Pierre Poilievre represents a new type of Canadian Conservative leader, political watchers say: one who appears able to gain support among younger voters.
Recently Poilievre, MP for the Ottawa-area riding of Carleton, has shown momentum among voters generally. His party is seven percentage points ahead of Prime Minister Justin Trudeau’s Liberals in the most recent Angus Reid poll as he enjoys a honeymoon with voters following his leadership victory last month.
The poll, taken before the news that some of his YouTube videos contained a mysoginistic tag, showed that men aged 18 to 34 viewed the new CPC leader particularly favourably compared to how they see Trudeau.
Political experts say both the way in which Poilievre addresses potential younger voters, and the topics he has chosen to speak about, may be what could win over younger people — those who already vote as well as those who did not vote in the last election.
Over the past three federal elections, three Conservative leaders have failed to win government, but Poilievre has a different tone and style, they say.
And there is room to gain ground among younger voters.
Only 46 per cent of eligible people aged 18 to 24 voted in the 2021 federal election, down from 53 per cent in 2019. This leaves room for the Tories to potentially gain ground among the majority of youth who did not cast ballots, in addition to possibly shifting the loyalties of those who did.

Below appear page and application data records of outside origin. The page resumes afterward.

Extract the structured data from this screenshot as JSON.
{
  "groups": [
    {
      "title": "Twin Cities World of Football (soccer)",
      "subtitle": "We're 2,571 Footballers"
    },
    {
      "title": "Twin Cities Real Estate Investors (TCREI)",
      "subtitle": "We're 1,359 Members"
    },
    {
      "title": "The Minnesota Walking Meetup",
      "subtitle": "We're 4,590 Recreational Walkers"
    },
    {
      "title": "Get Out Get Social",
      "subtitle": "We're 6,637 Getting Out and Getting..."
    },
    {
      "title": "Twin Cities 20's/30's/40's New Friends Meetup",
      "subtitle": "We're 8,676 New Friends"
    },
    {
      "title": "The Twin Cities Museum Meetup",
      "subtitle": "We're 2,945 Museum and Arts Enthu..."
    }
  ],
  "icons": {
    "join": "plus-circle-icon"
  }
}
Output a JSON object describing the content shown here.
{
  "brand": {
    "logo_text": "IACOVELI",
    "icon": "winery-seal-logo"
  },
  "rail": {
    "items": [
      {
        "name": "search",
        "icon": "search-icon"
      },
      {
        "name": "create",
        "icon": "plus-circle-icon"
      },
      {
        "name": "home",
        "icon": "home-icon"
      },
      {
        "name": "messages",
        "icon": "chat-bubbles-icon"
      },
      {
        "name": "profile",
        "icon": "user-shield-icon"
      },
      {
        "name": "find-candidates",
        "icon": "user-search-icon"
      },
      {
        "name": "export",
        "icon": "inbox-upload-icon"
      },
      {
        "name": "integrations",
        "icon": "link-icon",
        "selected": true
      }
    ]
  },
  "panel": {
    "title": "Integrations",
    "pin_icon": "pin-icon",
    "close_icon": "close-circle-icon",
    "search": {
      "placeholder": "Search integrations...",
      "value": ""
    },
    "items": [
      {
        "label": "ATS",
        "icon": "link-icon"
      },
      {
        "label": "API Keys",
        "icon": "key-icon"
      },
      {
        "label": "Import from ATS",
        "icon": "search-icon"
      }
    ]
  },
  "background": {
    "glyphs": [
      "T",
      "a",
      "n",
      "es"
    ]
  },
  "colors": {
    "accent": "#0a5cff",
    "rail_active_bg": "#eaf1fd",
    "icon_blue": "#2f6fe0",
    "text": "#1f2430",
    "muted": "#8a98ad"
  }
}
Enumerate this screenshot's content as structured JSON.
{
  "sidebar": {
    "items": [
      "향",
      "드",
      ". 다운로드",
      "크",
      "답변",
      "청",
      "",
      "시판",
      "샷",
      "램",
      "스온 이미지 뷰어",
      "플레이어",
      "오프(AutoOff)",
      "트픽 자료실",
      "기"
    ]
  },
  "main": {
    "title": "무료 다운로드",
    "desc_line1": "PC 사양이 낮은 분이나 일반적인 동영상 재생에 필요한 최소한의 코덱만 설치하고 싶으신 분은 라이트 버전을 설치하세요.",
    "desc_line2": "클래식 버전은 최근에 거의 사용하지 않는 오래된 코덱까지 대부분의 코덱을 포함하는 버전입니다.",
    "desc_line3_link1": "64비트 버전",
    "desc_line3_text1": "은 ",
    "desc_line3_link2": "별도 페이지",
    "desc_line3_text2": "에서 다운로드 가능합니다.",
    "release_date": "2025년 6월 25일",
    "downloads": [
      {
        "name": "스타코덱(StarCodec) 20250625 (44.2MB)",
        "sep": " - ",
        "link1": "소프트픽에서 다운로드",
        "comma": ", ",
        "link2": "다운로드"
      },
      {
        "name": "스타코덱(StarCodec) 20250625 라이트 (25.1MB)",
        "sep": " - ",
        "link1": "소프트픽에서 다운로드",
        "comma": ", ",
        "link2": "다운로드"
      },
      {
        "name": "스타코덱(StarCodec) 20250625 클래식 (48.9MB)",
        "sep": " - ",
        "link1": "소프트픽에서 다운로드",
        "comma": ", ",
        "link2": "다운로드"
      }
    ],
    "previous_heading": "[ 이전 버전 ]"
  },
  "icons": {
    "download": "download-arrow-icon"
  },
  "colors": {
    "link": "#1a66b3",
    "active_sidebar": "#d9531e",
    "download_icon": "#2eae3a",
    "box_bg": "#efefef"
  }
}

University of Toronto Associate Professor of Political Science Chris Cochrane says Poilievre’s appeal to young voters may in part be based on his style, as compared to previous Conservative leaders Andrew Scheer and Erin O’Toole.

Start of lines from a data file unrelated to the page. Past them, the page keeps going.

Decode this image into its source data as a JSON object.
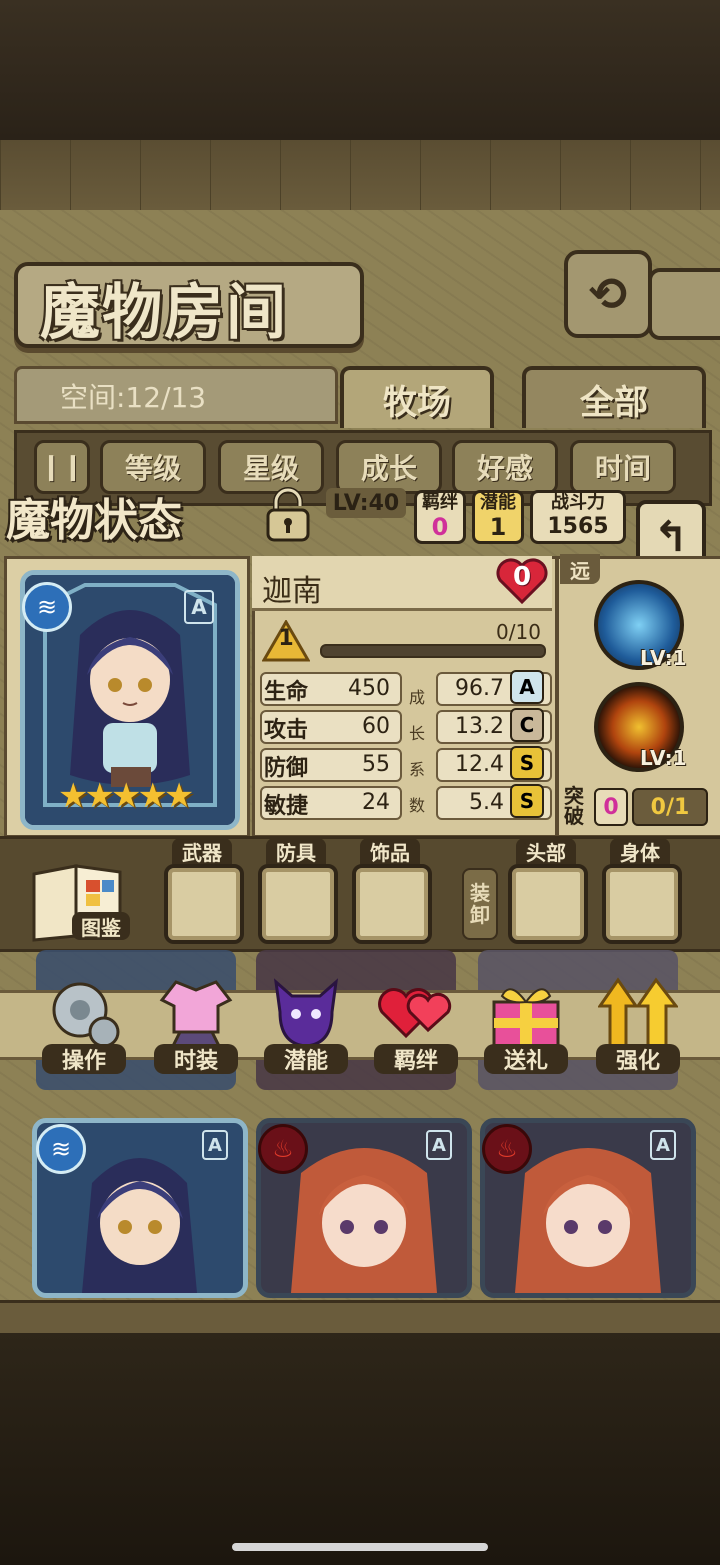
{
  "header": {
    "title": "魔物房间",
    "back_icon": "return-icon"
  },
  "room": {
    "space_text": "空间:12/13",
    "tabs": [
      {
        "label": "牧场",
        "active": true
      },
      {
        "label": "全部",
        "active": false
      }
    ],
    "sort_buttons": [
      "等级",
      "星级",
      "成长",
      "好感",
      "时间"
    ]
  },
  "status": {
    "label": "魔物状态",
    "level_tag": "LV:40",
    "bond_label": "羁绊",
    "bond_value": "0",
    "potential_label": "潜能",
    "potential_value": "1",
    "power_label": "战斗力",
    "power_value": "1565"
  },
  "monster": {
    "name": "迦南",
    "affection": "0",
    "rank": "1",
    "exp": "0/10",
    "exp_fraction": 0,
    "rarity": "A",
    "element": "water",
    "stars": 5
  },
  "stats": [
    {
      "label": "生命",
      "value": "450",
      "growth": "96.7",
      "grade": "A"
    },
    {
      "label": "攻击",
      "value": "60",
      "growth": "13.2",
      "grade": "C"
    },
    {
      "label": "防御",
      "value": "55",
      "growth": "12.4",
      "grade": "S"
    },
    {
      "label": "敏捷",
      "value": "24",
      "growth": "5.4",
      "grade": "S"
    }
  ],
  "growth_label": [
    "成",
    "长",
    "系",
    "数"
  ],
  "skills": {
    "range": "远",
    "items": [
      {
        "level": "LV:1",
        "icon": "lightning-skill-icon"
      },
      {
        "level": "LV:1",
        "icon": "sword-fire-skill-icon"
      }
    ],
    "break_label": "突破",
    "break_value": "0",
    "break_progress": "0/1"
  },
  "equipment": {
    "book_label": "图鉴",
    "slots_left": [
      "武器",
      "防具",
      "饰品"
    ],
    "unequip_label": "装卸",
    "slots_right": [
      "头部",
      "身体"
    ]
  },
  "actions": [
    {
      "label": "操作",
      "icon": "gear-icon"
    },
    {
      "label": "时装",
      "icon": "costume-icon"
    },
    {
      "label": "潜能",
      "icon": "demon-icon"
    },
    {
      "label": "羁绊",
      "icon": "hearts-icon"
    },
    {
      "label": "送礼",
      "icon": "gift-icon"
    },
    {
      "label": "强化",
      "icon": "upgrade-arrows-icon"
    }
  ],
  "monster_list": [
    {
      "element": "water",
      "rarity": "A"
    },
    {
      "element": "fire",
      "rarity": "A"
    },
    {
      "element": "fire",
      "rarity": "A"
    }
  ],
  "colors": {
    "panel": "#8d8155",
    "dark_border": "#3a2e1c",
    "bond_pink": "#d0309a",
    "potential_gold": "#8a6a10",
    "grade_gold": "#e8c238"
  }
}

“One of the big differences between Poilievre and O’Toole especially, but also Scheer, is the degree to which he is unapologetically conservative. … He sometimes talks off the cuff. … He’s not afraid to tell people what he thinks,” said Cochrane.
Andrew MacDougall, the former head of communications for Stephen Harper, saw clear differences between Poilievre and the former prime minister too, which may also appeal more to young people.
“I would say they’re very different beasts. The former prime minister is a policy-first kind of leader, someone who knew his economic and political history and was primarily interested in how public policy could impact communities,” whereas Poilievre has a much more personal, attitude-based appeal, said MacDougall.
“What Pierre brings to the table is a confidence and determination to chart his own course. He’s not going to do what he thinks others want him to do; he’s going to do what he thinks needs to be done.”
Chris Bianco, a 20-year-old voter studying at Niagara University whose introduction to politics came volunteering on his father’s city council campaign in 2010, had a similar take.
“He seems charismatic, passionate. He seems to care about what the people think. … For the young Conservatives, I think they’ll take a liking to that.”
Bianco also said that Poilievre had the appeal of not coming across the same way many politicians do.
“He doesn’t seem like an old-school by-the-book robot, say what everyone wants to hear, like the PR-trained answers; it’s more like what’s on his mind, he says, and I feel like people might take a liking to that over the by-the-book answers.”
Bianco said Poilievre’s views on COVID-19 and federal regulations were already noteworthy to much of his generation.
“He’s definitely against the lockdowns and the mandates, and there’s definitely a large crowd of people out there that like to hear that, especially young people,” said Bianco. For example, a poll done by Angus Reid in July showed young people were the least convinced that masks were effective against COVID.
Conservative student groups at Algonquin College and Queen’s University did not respond to requests for interviews about Poilievre. Katarina Stipanovic, president of the Carleton University Conservatives, declined an interview.
Cochrane and MacDougall also said that Poilievre tends to discuss economic topics that will be relevant to young voters. “He’s talking a lot about inflation; he’s also talking a lot about housing prices,” Cochrane said. The Angus Reid poll showed cost of living/inflation as the most relevant issue to 18 to 34 year olds.
Poilievre also has frequently spoken about cryptocurrencies, such as Bitcoin and Cochrane said that “young people might be drawn more to cryptocurrency than other forms of investment.”
MacDougall said that playing to economic anxieties of young people could prove beneficial for Poilievre. “I think young people in general are anxious about their opportunities in a global economy.
“If Pierre can present a credible plan — particularly on housing and economic opportunity — he’ll have a route into a cohort … that has traditionally not given Conservatives much of a look.”
With housing costs increasing across Canada, affordability will likely be of major interest to young Canadians wishing to become homeowners.
“Employment anxiety makes it difficult to plan your life, and then you add in the spiralling costs of life, particularly in cities during this period of inflation, I think that is something all young people, not just young Conservatives, are worried about.”
MacDougall said that Poilievre will have to define himself in opposition to the government young people are familiar with.
“Pierre needs to show young voters there is another option to the government that has brought them to this point, i.e. the Trudeau government.”